__Directions__
Below are entries. Pull out all lines containing "open".

[Stored data]
---+---
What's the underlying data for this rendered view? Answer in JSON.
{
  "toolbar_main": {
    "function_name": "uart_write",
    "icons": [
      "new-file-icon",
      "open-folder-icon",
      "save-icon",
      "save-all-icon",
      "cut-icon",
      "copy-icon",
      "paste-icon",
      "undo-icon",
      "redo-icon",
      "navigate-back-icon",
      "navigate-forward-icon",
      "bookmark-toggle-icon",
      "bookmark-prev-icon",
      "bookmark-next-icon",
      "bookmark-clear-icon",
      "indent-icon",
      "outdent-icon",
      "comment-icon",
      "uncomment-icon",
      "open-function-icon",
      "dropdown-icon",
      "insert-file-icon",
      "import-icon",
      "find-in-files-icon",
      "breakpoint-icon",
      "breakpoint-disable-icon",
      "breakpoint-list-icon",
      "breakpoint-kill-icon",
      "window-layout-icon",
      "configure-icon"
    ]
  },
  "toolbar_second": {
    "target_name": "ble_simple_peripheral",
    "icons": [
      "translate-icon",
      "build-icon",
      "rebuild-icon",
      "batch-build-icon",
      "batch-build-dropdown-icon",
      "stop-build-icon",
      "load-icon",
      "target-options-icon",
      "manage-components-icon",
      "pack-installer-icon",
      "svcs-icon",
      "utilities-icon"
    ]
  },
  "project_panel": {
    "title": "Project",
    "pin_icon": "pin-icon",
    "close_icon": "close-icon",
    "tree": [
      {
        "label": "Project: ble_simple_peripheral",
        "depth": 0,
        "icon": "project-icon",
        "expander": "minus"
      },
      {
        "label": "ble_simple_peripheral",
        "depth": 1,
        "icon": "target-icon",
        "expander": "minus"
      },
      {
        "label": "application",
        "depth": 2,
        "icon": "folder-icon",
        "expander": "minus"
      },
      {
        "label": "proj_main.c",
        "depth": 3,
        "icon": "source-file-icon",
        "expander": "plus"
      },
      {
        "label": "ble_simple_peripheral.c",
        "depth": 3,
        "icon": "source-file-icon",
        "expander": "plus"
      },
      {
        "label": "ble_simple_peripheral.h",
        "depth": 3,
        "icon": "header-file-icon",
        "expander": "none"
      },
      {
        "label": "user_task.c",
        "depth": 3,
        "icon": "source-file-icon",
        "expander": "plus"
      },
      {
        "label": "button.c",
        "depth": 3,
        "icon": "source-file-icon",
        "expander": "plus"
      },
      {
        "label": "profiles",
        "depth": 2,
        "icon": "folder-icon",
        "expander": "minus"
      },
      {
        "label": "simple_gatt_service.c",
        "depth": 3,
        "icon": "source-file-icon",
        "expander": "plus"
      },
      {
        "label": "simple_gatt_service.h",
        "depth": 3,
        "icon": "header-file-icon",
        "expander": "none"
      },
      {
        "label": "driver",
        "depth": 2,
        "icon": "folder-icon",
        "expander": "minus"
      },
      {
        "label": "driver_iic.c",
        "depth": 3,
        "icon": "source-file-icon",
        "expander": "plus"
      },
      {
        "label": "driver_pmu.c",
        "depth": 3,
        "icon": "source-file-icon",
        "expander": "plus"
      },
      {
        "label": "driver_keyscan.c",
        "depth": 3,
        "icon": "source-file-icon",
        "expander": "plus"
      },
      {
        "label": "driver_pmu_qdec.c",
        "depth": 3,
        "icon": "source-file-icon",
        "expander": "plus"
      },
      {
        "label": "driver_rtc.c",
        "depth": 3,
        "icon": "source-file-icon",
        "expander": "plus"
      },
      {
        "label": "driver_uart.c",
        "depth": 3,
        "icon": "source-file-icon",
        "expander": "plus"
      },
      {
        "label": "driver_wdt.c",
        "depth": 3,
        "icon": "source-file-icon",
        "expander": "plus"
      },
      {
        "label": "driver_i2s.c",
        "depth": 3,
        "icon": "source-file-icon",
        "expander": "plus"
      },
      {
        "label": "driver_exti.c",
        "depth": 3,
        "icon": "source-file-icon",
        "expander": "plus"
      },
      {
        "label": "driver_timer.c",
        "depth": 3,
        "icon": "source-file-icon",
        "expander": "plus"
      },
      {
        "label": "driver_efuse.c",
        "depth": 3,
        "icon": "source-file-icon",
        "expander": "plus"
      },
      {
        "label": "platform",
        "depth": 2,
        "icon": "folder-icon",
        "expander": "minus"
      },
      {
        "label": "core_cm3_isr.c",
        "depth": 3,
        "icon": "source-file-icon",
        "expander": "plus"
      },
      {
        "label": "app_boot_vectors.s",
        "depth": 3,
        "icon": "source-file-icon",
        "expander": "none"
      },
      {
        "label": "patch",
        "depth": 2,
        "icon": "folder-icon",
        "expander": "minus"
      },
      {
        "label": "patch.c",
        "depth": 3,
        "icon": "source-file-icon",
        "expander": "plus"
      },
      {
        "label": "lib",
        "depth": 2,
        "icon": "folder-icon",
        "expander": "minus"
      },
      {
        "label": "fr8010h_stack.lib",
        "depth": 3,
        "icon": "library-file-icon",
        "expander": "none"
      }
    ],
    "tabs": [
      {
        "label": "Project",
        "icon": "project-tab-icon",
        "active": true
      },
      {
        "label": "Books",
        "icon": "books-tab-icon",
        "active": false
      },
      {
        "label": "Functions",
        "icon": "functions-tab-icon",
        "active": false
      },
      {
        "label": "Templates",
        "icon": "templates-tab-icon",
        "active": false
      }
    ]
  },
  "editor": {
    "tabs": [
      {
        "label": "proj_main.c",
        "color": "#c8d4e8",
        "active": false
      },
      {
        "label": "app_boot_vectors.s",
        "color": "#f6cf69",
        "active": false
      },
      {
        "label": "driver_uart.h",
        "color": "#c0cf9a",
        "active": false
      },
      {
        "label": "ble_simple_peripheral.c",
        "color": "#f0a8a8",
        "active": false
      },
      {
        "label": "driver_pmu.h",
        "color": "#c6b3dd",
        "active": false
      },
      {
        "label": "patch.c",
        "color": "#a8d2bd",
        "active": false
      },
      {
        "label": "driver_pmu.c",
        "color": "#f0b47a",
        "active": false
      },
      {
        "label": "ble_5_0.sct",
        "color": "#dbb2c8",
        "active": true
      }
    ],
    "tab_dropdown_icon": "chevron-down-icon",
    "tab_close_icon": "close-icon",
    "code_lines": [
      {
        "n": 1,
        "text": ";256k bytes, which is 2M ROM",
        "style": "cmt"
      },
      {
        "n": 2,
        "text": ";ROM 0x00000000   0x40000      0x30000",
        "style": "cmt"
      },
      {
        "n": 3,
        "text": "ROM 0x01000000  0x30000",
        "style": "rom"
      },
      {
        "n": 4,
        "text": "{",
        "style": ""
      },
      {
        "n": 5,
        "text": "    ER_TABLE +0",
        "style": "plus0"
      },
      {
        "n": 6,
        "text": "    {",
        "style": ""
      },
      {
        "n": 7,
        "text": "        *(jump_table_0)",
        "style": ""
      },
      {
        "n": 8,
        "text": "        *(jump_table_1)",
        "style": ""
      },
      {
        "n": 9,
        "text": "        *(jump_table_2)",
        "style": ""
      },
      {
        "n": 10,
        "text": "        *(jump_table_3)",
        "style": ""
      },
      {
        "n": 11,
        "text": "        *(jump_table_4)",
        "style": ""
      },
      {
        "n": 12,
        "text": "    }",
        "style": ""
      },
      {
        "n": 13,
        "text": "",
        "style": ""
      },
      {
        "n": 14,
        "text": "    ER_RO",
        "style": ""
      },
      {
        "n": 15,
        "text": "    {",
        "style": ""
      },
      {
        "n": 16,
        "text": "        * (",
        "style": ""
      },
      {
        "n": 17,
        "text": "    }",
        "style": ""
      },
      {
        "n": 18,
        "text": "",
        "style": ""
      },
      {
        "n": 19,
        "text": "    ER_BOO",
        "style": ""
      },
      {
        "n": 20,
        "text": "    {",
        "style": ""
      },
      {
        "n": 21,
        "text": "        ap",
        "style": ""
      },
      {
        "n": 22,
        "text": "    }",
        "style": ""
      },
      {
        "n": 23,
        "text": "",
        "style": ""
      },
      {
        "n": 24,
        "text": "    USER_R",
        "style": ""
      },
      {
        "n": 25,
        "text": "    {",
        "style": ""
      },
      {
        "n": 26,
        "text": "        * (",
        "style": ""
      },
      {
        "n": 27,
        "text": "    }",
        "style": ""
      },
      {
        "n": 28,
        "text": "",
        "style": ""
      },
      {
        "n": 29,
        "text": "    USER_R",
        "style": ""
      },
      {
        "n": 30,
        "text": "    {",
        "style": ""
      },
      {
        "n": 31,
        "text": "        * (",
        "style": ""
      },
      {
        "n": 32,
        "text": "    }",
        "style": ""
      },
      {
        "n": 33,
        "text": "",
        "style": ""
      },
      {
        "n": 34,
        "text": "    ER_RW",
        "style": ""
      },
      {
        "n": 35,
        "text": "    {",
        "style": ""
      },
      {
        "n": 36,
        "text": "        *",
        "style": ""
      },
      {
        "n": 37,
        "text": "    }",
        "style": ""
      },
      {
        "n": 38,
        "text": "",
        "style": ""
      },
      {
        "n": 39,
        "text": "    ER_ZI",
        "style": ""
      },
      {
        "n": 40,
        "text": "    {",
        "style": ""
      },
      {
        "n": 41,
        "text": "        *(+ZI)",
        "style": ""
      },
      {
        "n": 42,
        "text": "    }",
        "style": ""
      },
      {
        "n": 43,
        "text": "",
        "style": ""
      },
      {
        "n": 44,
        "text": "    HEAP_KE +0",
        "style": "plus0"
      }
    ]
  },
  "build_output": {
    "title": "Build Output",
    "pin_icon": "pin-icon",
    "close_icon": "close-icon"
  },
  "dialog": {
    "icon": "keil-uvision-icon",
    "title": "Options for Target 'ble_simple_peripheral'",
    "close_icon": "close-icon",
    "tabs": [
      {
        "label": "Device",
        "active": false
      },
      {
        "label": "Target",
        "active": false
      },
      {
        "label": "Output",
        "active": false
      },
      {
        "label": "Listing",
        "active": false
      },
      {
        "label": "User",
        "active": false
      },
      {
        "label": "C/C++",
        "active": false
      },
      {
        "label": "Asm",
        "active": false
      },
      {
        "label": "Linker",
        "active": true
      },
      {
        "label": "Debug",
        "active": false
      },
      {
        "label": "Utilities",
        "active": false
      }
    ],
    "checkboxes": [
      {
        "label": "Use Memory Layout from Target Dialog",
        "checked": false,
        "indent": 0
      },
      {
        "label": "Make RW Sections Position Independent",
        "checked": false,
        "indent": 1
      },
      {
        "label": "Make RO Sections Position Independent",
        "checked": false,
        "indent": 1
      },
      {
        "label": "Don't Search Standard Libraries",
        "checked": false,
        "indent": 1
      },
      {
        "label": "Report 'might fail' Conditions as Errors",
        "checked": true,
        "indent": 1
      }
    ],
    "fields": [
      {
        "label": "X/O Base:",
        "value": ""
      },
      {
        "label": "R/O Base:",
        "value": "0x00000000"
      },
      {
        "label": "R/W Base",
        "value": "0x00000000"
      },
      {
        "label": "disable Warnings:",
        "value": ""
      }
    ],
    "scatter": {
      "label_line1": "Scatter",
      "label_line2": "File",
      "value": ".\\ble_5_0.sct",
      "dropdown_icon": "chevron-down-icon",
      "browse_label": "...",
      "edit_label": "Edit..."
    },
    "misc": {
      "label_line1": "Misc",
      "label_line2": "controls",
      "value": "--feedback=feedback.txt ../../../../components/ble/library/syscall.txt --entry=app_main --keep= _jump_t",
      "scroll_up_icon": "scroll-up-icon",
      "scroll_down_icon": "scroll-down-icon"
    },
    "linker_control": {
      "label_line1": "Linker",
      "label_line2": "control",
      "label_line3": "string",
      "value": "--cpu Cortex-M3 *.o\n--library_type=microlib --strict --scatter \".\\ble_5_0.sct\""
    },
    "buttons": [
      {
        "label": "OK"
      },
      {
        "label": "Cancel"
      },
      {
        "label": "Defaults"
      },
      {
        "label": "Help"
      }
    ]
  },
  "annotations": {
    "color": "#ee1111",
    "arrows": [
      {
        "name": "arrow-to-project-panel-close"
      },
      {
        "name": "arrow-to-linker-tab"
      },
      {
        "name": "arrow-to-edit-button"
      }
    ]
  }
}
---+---
__Result__
      "open-folder-icon",
      "open-function-icon",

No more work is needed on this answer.